423.58 ml of deionized water was added to the receptacle. The water was heated to 80° C. 15.0 grams of vegetable glycerin was then added to the receptacle, along with 30.0 g of Aloe Vera Gel. The receptacle was then mixed until completely uniform. In a second receptacle, 15.0 g of sunflower oil, 30.0 g of cocoate ester, 1.0 g of coconut oil, 50.0 g of Dow Corning 1501, 30.0 g of Dow Corning 2-1184, 10.0 g of stearic acid, 0.0005 g of beta carotene, 1.0 g of orange wax, 1.0 to 5.0 g of beeswax, and 0.5 g of vitamin e oil (tocopherol) were mixed until all solids were dissolved, and the mixture was heated to 75° C. Optionally 5.0 g Crodesta F-160® (produced by Croda USA) was slowly added, while maintaining the temperature at 75° C. 80.0 grams of micronized zinc oxide (Z-cote®) was sprinkled in slowly and homogenized until smooth and uniform. 10.0 grams of Sensient Cosmetic Microspheres CM-111® was sprinkled in slowly and homogenized until smooth and uniform.
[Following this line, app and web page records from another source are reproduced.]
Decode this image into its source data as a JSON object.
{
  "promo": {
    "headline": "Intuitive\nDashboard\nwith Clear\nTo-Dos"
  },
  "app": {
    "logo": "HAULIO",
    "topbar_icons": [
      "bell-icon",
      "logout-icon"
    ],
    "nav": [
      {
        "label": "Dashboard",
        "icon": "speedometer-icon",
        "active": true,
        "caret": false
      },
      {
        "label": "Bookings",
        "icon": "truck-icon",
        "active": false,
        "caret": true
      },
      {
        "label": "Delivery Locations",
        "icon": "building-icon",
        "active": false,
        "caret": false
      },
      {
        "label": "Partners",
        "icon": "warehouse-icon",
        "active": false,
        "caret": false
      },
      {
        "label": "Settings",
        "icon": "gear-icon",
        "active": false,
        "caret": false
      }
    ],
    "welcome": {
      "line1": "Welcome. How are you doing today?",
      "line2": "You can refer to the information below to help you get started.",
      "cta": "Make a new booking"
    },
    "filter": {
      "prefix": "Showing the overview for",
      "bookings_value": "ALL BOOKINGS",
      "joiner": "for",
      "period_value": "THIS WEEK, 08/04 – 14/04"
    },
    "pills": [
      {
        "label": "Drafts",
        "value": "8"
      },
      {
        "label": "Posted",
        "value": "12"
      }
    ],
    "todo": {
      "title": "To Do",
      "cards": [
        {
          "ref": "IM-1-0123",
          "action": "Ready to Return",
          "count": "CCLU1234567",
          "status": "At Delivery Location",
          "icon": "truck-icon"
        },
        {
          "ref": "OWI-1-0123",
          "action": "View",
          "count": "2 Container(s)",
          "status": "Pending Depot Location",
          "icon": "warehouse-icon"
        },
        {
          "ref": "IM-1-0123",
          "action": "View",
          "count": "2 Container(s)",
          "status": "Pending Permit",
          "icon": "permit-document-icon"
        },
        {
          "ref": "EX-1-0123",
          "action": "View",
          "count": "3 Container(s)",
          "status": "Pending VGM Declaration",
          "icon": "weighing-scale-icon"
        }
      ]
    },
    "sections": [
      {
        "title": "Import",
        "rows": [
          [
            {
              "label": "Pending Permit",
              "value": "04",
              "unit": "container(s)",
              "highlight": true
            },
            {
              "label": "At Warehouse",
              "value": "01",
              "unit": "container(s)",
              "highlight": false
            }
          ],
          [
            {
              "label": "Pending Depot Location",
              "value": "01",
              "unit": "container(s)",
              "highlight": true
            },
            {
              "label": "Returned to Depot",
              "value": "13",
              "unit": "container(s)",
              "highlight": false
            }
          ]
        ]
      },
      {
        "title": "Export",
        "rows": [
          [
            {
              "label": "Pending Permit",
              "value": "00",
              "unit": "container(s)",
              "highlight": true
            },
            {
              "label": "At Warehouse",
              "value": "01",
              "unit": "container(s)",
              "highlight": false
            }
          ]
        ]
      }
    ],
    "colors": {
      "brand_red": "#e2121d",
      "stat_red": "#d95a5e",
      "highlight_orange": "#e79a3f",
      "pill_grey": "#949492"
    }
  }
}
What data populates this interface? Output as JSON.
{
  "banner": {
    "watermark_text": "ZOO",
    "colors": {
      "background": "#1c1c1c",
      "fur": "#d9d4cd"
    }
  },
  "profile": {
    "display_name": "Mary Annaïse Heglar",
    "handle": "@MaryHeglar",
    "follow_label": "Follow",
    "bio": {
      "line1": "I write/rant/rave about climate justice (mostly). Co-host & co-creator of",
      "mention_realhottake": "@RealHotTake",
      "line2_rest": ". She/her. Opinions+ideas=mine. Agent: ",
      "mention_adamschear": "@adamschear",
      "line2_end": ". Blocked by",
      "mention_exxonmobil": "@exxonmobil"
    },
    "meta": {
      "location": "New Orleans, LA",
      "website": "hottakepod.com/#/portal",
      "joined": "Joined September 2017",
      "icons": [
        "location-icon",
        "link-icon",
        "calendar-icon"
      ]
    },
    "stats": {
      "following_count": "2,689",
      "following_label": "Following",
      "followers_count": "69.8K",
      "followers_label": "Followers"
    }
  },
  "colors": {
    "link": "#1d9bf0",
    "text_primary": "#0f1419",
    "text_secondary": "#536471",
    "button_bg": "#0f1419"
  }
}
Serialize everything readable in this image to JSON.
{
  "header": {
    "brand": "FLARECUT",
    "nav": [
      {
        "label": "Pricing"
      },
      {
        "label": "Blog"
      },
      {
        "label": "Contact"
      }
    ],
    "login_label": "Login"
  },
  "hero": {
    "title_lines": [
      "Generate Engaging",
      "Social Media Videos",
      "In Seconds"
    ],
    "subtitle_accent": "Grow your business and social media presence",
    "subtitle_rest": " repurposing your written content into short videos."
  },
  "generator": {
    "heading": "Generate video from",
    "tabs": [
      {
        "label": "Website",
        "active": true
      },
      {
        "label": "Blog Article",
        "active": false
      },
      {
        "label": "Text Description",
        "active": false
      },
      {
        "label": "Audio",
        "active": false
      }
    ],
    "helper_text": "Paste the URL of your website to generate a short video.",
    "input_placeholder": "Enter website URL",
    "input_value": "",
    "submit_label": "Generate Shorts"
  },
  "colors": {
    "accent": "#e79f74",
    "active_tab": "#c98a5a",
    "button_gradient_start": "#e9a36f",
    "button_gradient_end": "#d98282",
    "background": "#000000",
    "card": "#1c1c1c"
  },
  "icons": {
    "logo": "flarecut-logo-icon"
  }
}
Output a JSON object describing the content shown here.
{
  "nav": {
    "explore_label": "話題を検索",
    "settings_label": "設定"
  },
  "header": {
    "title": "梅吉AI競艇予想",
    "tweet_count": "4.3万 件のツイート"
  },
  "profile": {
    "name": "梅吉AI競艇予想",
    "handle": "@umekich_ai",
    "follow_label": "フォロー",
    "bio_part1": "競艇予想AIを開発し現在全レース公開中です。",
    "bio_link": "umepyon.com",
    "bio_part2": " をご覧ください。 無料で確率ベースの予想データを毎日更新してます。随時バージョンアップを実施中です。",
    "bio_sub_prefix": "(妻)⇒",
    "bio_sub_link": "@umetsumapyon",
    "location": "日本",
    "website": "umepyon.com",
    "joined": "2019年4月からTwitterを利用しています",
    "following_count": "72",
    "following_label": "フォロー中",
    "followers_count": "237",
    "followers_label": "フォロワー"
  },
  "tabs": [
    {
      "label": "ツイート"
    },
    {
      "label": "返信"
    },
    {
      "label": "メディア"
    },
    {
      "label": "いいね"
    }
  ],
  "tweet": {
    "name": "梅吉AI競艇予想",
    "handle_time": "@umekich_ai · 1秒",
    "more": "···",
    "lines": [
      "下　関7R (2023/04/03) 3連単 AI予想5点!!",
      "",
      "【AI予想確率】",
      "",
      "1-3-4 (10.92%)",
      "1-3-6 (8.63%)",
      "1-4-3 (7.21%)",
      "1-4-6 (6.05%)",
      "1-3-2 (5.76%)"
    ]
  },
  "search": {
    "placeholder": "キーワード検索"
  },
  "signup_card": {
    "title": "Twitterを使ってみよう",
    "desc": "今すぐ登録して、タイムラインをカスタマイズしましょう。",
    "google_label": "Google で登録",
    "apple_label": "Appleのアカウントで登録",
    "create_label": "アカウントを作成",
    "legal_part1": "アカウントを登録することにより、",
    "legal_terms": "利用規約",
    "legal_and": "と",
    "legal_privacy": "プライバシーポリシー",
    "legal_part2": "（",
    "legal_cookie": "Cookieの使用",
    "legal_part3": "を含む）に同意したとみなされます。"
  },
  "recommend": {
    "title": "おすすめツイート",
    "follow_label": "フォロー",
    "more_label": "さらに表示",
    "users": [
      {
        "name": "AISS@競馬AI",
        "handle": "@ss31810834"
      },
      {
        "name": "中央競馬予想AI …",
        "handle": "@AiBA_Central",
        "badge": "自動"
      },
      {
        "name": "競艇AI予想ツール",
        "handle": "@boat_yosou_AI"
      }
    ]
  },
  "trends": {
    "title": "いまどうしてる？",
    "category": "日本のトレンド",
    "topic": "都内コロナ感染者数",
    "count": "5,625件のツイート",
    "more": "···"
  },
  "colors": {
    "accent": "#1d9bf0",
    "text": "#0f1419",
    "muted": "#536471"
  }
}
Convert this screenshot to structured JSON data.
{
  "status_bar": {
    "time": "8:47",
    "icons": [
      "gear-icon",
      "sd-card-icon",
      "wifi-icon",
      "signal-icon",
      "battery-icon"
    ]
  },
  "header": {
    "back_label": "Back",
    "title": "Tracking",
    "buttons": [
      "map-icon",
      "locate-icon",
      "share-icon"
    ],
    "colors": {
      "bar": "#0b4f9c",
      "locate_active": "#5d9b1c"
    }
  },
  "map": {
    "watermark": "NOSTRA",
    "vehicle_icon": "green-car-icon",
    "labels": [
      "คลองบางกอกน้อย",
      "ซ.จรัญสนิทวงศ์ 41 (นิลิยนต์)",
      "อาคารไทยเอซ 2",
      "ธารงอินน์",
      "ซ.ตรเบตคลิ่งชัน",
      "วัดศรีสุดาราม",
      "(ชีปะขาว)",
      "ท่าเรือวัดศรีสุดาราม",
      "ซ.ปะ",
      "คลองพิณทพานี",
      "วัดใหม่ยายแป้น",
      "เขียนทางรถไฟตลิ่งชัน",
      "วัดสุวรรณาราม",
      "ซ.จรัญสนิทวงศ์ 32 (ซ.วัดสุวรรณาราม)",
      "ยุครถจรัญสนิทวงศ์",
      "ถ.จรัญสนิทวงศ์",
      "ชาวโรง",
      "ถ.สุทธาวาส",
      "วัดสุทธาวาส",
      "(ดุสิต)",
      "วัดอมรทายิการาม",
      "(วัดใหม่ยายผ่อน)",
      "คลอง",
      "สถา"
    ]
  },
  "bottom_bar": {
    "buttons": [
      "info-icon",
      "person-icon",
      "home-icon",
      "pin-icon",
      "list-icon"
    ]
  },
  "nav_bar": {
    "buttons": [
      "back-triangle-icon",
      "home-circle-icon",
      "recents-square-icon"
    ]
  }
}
The temperature of this receptacle was increased to 80° C. The first receptacle was then added to the second with vigorous mixing at 80° C. Mixing continued for 30 minutes until the composite was smooth and homogenous. The temperature of the receptacle was lowered to 45° C. 10.0 grams Aloe Vera gel or liquid was added, while mixing thoroughly. 0.2 g of borax granular was added, while mixing thoroughly. 5.0 grams of Grapefruit Seed Extract (GSE) was added, while mixing thoroughly. 0.5 grams of ascorbyl palmitate was added, while mixing thoroughly. 0.5 grams of milk powder and 0.5 grams of buttermilk powder were added, while mixing thoroughly. 5.25 grams of Biovert® substrate, a product of Arch Chemicals and a composite of glucose, lactoperoxidase, and glucose oxidase was then added, mixing thoroughly. 1.0 grams of rosemary oil, 0.5 g of peru balsam oil, and 1 gram of olibanum oil (frankincense) were then added. The receptacle was mixed until smooth and homogenous. The composition was cooled and poured into a container allowing for a spray application product.

The foregoing examples serve as illustrations of the compositions of this disclosure, however, they do not limit the scope of the disclosure described herein.